It may surprise some dog lovers to learn that our pups don’t all automatically know how to play fetch. Even though it’s a stereotypical dog game, running after a toy and bringing it back doesn’t always come naturally to pooches.
Fetch is a great form of both mental and physical exercise. When structured properly, it’s also a terrific way to practice impulse control and consistent obedience. Structured inappropriately, it can turn into a fun game — for your dog, that is — of keep away!
If your dog doesn’t know how to play fetch, don’t worry. Just about any dog can learn with a bit of training. Follow these tips to develop a fantastic fetcher!
What You’ll Need To Teach Your Dog To Fetch
Before you start, make sure you prepare with the basics.
- Two toys or balls (or two of the same objects)
- A long line or flexi-leash (this is one of the only times I think about using a flexi; never for walking my dog because they can be dangerous!)
- Your dog should reliably know the “sit” command
- A spare five to 15 minutes for each practice session
Now that you’ve got your supplies and some time, you can start teaching your dog to play fetch. Remember to keep training sessions fairly short and to the point.
If your dog gets distracted and bored, it will be more difficult for them to retain what they’ve learned and stick around for the next practice. Take a break and start again later if you seem to be losing your dog’s attention.
Here are the first steps you should take:
- 1. Attach your dog to a long line or flexi-leash. This will prohibit your dog from grabbing the ball and dashing off away from you. It will also keep them closer and more attentive to you, making for more efficient training sessions.
- 2. Take out one ball or toy and show it to your dog. If necessary, wave it around a bit to excite them, but skip the waving if your dog gets overly excited at the sight of a toy.
- 3. Cue your dog to “sit.”
- 4. As soon as your dog sits, say, “yes!” and toss the ball or toy four to five feet away from you. By keeping the distance short, you can practice a high number of repetitions in a shorter time frame and, thus, teach this behavior more efficiently.
- 5. When your dog collects the ball or toy, calmly praise them, turn your body sideways, slap your thighs and move away a little bit. Encourage your dog to follow/come back to you. (Turning sideways and moving away actually encourages dogs to come, so this is important!)
- 6. As your dog comes back to you, get your second ball or toy out, but keep it from your dog’s view. If your dog does not drop the first ball/toy upon returning, present the second item. Your dog will likely release ball one for ball two!
- 7. As soon as your dog releases the ball or toy from their mouth, say “yes” and toss the item in your hand four to five feet from you.
- 8. As your dog is running after that ball or toy, pick up the first item.
- 9. Repeat steps five through eight again and again!
Getting Rid Of The Second Ball Or Toy
Now that your dog has the hang of chasing down a toy and bringing it back, you can start to phase out the second toy.
Here are the next steps you should take:

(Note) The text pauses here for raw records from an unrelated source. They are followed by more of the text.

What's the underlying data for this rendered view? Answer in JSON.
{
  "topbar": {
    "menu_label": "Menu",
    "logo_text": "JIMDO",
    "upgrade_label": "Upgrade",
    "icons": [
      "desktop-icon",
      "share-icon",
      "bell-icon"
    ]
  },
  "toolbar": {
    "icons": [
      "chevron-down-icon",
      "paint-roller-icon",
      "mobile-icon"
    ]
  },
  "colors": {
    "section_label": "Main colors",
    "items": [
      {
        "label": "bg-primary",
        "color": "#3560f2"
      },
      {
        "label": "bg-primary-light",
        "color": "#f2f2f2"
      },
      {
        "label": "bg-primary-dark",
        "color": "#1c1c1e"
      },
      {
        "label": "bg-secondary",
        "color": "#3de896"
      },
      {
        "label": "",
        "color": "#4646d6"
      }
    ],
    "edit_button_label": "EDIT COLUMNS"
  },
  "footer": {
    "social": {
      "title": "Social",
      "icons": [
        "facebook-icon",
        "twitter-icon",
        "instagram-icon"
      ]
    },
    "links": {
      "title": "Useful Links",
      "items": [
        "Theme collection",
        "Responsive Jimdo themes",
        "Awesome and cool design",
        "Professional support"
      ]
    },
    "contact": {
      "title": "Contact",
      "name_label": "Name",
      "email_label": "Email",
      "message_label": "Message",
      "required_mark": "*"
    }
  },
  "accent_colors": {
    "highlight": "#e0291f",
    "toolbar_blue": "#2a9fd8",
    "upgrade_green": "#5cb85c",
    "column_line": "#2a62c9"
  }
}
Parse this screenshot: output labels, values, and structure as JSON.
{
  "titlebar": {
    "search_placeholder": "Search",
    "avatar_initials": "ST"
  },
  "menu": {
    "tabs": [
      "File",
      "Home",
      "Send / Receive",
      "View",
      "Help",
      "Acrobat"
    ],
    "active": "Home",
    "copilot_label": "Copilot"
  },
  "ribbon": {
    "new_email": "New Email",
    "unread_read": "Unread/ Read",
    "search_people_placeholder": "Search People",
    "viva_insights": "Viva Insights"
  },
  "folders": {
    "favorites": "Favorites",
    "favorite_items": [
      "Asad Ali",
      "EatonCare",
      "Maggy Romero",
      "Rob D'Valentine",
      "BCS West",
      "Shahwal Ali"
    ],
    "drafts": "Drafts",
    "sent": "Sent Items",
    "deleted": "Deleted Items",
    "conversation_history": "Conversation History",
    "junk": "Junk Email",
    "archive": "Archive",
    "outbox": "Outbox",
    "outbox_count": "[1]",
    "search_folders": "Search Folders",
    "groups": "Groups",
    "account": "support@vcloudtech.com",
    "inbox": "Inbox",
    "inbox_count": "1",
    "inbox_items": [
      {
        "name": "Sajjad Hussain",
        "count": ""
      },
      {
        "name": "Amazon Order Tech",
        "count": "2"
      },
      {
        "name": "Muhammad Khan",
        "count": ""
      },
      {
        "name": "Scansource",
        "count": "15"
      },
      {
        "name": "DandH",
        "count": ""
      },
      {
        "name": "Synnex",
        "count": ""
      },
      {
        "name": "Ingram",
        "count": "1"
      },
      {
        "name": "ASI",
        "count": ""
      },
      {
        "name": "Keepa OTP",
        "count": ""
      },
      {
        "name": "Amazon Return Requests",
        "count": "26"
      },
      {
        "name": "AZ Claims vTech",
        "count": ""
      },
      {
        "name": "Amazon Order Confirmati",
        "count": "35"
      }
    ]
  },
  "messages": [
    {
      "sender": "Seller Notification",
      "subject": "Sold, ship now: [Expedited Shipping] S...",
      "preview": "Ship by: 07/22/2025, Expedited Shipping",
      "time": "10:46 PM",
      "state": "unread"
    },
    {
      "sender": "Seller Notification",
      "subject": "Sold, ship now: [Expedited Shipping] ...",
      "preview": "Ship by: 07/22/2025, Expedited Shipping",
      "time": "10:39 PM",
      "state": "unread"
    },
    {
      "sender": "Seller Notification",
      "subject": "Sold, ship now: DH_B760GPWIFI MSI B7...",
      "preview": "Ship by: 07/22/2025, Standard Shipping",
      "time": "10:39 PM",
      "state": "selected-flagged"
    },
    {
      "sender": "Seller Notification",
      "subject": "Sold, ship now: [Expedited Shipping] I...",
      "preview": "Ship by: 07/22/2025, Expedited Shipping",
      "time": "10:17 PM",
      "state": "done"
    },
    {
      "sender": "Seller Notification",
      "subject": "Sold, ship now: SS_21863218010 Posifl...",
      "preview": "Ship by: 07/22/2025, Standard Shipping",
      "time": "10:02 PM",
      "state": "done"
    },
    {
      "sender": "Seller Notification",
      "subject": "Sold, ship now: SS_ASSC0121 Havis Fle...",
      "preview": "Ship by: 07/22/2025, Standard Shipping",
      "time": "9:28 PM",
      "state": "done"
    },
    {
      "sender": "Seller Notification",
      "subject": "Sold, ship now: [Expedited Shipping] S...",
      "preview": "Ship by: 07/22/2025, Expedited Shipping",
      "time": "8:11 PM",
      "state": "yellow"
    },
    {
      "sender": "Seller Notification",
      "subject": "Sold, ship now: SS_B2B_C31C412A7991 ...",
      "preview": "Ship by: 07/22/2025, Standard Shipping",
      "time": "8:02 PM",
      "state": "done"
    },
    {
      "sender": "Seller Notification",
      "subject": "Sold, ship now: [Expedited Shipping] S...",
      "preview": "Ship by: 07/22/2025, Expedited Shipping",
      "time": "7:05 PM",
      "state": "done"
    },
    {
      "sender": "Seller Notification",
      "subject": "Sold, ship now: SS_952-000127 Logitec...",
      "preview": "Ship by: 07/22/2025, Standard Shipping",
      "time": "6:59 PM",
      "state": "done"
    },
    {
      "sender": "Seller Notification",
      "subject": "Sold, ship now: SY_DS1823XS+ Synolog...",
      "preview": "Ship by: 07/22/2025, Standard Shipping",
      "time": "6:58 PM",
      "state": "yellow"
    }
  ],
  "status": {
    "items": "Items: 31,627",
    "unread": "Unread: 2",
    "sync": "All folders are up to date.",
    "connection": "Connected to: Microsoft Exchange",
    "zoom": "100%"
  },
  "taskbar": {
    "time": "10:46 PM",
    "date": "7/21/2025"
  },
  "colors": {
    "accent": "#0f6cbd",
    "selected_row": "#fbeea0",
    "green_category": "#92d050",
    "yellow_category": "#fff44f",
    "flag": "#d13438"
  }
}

- 1. After a few sessions, instead of presenting the second ball to elicit your dog to drop the first ball, just wait your dog out. When your dog comes back to you with ball in mouth, just stand there and look at or away from your dog. Don’t talk, just wait! It might take a few seconds or longer. Wait!
- 2. When they drop the ball, immediately throw the second ball. You are now teaching your dog that, by dropping the ball, they earn the presentation and toss of the second ball. Their actions — dropping the ball — have good consequences, namely another opportunity to chase the ball!
- 3. Once your dog is reliably coming back and automatically dropping the ball upon return, you can stop using the second ball.
Advancing Your Fetch Skills
If your dog has the hang of chasing down a toy a few feet away and can bring it back regularly, then you can raise the challenge to give them a better — and hopefully more fun — mental and physical workout.
Here are some ways to up the difficulty to keep your dog stimulated:
- 1. Begin to increase the distance that you are throwing the ball.
- 2. Remove the leash only once you know that your dog will safely return to you.
- 3. Begin adding obedience commands in between each repetition, such as cuing your dog to sit or lie down in between each toss. Your dog is now “earning” and being rewarded with each and every toss.
With these techniques and plenty of consistent repetitions, your pup will be reliably fetching and having a blast playing this quintessential dog game. Fetch is a great way to promote happiness and healthiness in your dog, and it can even strengthen your bond.
Good luck! Have fun!
Have you ever taught a dog how to play fetch? Do you have any helpful tips and tricks? Let us know in the comments below!